▶ _About this task_
For the word "content", return each line of the data in which it occurs.

[Web page and app entries]

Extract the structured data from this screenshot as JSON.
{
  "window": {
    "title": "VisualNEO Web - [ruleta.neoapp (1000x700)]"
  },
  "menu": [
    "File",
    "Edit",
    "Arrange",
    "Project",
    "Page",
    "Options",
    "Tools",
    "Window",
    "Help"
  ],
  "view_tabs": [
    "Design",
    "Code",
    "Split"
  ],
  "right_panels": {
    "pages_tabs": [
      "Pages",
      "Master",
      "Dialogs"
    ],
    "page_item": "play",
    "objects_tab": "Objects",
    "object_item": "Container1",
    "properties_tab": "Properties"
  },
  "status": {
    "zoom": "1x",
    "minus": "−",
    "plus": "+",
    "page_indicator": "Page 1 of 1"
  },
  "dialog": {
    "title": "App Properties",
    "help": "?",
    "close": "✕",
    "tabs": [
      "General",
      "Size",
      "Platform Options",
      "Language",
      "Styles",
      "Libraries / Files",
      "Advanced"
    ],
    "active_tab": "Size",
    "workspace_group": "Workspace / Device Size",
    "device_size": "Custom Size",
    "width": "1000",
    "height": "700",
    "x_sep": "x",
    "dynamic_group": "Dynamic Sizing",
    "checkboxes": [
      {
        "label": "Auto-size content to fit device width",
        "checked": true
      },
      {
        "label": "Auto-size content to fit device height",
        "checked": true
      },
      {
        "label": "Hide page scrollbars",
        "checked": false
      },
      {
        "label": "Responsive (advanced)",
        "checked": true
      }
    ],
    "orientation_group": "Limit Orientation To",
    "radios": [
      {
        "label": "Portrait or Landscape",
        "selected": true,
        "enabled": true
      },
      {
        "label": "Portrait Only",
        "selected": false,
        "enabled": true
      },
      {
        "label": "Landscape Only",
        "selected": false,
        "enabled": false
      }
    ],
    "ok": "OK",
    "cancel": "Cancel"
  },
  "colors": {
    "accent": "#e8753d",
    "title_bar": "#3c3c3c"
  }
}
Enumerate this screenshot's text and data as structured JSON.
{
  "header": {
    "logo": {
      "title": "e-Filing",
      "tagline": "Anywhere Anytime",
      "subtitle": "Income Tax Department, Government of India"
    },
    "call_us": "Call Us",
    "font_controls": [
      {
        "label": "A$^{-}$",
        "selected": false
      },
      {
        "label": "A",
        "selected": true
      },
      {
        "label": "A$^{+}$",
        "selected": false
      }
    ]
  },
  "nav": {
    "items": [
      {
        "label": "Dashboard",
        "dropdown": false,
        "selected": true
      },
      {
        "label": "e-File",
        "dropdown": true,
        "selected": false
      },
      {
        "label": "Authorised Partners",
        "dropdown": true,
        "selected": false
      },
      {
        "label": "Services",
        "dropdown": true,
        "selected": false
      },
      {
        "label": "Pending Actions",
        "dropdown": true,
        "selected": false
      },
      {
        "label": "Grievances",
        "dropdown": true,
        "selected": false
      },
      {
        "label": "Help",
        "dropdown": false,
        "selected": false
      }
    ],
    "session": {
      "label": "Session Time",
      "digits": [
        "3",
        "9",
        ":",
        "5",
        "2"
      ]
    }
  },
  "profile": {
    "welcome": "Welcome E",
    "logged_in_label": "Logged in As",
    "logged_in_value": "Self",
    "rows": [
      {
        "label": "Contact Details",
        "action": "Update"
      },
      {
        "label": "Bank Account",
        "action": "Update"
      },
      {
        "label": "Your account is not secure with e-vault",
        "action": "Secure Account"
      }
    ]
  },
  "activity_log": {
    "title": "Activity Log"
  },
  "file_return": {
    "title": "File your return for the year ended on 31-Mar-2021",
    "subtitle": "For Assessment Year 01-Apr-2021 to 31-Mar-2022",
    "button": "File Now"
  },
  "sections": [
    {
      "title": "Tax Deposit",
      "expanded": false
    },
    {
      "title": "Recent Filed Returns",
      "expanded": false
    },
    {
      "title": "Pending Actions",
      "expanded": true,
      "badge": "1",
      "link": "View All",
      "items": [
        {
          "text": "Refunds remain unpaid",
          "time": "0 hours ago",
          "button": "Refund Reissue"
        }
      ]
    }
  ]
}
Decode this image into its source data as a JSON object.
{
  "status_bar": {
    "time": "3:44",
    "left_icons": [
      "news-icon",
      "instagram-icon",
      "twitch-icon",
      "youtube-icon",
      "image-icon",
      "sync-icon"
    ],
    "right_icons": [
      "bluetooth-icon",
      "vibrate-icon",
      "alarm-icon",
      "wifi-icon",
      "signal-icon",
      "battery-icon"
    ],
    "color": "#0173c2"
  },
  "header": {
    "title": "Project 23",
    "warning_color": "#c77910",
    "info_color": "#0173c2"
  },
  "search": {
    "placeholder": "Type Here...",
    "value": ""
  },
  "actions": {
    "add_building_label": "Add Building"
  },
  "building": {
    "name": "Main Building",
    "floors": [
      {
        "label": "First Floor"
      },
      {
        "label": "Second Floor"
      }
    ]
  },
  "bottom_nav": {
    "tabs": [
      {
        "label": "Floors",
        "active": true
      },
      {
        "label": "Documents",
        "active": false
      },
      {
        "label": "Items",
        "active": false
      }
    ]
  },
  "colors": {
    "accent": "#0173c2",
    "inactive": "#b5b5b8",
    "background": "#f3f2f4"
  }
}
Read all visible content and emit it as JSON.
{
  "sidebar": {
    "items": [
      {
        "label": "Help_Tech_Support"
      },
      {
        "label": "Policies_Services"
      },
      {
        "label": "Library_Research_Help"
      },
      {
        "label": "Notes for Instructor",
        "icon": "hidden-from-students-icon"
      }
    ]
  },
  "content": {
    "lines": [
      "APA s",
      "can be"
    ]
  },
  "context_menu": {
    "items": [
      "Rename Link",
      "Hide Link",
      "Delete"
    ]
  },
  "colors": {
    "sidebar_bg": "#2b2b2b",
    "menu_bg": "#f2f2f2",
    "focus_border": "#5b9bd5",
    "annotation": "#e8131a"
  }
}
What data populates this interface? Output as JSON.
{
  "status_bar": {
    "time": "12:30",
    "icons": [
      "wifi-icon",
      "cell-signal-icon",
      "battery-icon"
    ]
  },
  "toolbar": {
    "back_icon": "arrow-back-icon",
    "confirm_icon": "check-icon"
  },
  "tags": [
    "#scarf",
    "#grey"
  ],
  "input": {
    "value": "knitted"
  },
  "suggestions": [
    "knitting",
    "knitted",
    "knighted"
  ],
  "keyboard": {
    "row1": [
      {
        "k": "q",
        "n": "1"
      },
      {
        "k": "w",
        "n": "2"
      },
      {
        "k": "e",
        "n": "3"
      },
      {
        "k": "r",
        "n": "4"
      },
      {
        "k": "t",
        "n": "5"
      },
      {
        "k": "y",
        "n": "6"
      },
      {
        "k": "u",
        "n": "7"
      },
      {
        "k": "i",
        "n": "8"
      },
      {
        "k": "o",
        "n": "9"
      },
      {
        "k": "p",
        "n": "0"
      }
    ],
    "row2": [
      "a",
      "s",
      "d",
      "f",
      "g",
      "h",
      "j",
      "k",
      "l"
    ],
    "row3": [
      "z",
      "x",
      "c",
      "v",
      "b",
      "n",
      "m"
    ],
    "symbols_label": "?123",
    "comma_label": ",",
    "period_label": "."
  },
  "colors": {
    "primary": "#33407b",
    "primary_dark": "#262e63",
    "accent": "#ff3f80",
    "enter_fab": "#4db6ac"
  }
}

▶ _Solution to this problem_
        "label": "Auto-size content to fit device width",
        "label": "Auto-size content to fit device height",
Read all visible content and emit it as JSON.
  "content": {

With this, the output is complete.